• [AIM OF THE EXERCISE]:
Read through the records below and copy each line that uses the word "true".
** PROVIDED INFORMATION follows **
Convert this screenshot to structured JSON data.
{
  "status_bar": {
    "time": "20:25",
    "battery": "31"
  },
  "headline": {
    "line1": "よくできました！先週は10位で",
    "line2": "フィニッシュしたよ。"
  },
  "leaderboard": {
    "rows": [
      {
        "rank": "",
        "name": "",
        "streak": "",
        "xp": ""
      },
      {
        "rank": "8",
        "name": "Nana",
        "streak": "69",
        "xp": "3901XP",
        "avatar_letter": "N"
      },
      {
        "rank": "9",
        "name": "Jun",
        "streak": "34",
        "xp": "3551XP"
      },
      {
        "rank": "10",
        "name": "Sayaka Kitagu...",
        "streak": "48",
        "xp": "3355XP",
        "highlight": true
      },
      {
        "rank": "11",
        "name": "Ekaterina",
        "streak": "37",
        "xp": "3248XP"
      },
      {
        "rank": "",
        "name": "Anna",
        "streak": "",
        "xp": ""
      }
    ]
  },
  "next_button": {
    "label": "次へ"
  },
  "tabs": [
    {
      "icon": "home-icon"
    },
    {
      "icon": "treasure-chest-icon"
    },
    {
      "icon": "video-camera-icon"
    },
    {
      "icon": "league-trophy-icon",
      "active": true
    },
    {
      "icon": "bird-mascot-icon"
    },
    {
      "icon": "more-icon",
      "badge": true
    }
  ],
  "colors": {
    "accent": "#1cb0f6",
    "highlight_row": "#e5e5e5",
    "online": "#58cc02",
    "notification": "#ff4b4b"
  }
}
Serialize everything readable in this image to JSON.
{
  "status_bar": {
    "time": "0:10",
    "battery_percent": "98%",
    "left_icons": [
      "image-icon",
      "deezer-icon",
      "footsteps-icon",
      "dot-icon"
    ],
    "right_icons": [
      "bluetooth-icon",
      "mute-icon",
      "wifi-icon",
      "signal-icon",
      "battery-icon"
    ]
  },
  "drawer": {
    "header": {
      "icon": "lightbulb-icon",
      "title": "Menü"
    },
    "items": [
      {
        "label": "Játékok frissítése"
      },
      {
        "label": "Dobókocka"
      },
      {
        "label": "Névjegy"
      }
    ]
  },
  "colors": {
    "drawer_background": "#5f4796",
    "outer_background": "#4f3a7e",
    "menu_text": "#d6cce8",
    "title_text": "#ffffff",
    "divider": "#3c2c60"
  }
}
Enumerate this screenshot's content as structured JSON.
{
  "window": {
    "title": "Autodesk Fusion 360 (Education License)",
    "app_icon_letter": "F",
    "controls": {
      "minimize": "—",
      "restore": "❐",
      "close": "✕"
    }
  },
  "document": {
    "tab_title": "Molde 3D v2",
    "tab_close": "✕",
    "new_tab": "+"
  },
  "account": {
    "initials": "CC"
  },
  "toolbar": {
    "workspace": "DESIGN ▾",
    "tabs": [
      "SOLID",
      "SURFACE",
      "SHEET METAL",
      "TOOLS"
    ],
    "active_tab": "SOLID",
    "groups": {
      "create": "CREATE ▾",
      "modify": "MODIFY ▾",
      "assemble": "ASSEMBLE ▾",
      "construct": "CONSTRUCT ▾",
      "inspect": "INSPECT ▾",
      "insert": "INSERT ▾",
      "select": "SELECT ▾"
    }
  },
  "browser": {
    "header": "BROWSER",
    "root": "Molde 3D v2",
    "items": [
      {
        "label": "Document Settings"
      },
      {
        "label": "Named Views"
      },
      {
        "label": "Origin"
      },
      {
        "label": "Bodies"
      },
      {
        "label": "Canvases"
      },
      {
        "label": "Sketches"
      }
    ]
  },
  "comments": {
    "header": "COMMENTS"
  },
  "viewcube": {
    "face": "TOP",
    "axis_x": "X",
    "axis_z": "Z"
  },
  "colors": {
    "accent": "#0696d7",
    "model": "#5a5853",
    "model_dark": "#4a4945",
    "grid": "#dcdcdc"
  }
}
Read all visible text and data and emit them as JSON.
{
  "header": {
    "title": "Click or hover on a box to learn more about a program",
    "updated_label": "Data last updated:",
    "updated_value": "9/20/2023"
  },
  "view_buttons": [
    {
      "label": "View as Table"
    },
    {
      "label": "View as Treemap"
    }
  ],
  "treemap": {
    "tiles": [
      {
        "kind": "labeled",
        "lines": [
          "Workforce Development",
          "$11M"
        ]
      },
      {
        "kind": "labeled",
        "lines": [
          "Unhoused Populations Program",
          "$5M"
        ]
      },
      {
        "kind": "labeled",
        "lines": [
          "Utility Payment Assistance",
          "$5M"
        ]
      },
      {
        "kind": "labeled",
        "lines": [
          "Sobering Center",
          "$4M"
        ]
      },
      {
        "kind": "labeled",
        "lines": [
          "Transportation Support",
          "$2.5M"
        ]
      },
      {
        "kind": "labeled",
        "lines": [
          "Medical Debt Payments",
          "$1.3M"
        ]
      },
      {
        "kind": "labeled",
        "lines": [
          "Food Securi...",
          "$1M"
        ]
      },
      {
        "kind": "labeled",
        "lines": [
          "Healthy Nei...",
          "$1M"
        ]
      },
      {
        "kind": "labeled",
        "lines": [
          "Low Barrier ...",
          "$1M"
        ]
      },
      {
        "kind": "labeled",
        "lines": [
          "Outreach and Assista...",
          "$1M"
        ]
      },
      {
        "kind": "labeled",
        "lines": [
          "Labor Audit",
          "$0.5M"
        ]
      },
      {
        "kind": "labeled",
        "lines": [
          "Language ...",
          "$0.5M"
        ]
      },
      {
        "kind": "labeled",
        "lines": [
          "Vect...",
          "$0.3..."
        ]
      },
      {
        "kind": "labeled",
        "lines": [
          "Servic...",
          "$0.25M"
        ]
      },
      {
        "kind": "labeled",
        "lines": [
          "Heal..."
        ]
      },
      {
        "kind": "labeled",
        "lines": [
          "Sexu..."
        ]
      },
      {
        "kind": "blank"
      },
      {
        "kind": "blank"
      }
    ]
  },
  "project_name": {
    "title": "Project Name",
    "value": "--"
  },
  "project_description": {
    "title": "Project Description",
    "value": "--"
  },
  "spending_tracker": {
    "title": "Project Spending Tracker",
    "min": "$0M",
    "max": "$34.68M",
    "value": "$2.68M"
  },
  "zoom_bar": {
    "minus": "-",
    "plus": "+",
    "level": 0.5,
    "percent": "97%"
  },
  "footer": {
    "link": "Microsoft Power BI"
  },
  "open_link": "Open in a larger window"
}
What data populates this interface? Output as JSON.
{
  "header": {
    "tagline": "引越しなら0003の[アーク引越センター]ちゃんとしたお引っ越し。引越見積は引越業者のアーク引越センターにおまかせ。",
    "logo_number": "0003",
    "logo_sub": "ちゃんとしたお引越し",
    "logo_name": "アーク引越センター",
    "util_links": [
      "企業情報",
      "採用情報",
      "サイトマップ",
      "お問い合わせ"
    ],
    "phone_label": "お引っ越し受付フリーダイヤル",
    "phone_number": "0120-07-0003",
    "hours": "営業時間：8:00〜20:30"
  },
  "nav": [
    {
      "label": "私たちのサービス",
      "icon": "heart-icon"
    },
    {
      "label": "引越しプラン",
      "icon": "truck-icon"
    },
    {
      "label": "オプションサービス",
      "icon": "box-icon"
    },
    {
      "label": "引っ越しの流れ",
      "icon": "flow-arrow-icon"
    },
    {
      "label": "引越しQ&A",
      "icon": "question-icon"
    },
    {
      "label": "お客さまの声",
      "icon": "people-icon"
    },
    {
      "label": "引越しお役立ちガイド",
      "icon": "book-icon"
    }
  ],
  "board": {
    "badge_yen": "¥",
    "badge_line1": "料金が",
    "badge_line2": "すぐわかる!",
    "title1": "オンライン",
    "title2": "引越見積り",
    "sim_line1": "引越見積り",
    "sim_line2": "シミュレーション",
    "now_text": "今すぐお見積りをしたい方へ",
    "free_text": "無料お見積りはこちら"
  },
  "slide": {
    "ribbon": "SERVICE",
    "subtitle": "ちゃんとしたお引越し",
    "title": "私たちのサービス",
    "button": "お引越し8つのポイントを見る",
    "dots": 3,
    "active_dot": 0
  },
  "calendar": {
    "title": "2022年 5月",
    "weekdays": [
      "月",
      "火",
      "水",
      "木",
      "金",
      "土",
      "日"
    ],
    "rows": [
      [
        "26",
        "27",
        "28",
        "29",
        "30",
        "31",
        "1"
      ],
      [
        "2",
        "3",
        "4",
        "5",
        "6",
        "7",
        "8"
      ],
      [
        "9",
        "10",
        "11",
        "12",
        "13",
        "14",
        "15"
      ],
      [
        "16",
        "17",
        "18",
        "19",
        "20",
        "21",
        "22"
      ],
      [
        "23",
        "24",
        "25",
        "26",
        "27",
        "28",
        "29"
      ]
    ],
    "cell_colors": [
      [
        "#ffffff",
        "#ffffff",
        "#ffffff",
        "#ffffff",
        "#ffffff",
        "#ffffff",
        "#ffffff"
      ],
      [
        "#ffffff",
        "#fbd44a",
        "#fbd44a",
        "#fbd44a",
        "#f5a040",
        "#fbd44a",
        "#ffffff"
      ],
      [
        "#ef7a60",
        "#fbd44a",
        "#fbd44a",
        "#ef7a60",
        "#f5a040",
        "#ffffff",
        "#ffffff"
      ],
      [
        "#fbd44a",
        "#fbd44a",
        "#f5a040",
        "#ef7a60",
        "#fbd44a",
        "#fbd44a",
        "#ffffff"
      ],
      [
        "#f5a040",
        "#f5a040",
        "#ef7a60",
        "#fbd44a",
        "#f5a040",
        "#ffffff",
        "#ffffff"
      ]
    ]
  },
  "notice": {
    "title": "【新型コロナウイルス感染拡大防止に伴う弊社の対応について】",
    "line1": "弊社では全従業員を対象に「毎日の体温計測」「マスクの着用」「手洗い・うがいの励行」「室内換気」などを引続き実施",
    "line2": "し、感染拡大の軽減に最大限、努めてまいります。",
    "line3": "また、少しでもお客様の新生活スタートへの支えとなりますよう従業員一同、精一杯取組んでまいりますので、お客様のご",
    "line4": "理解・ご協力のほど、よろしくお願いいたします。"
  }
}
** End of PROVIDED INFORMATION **
• [ANSWER BOX]:
        "highlight": true
      "active": true
      "badge": true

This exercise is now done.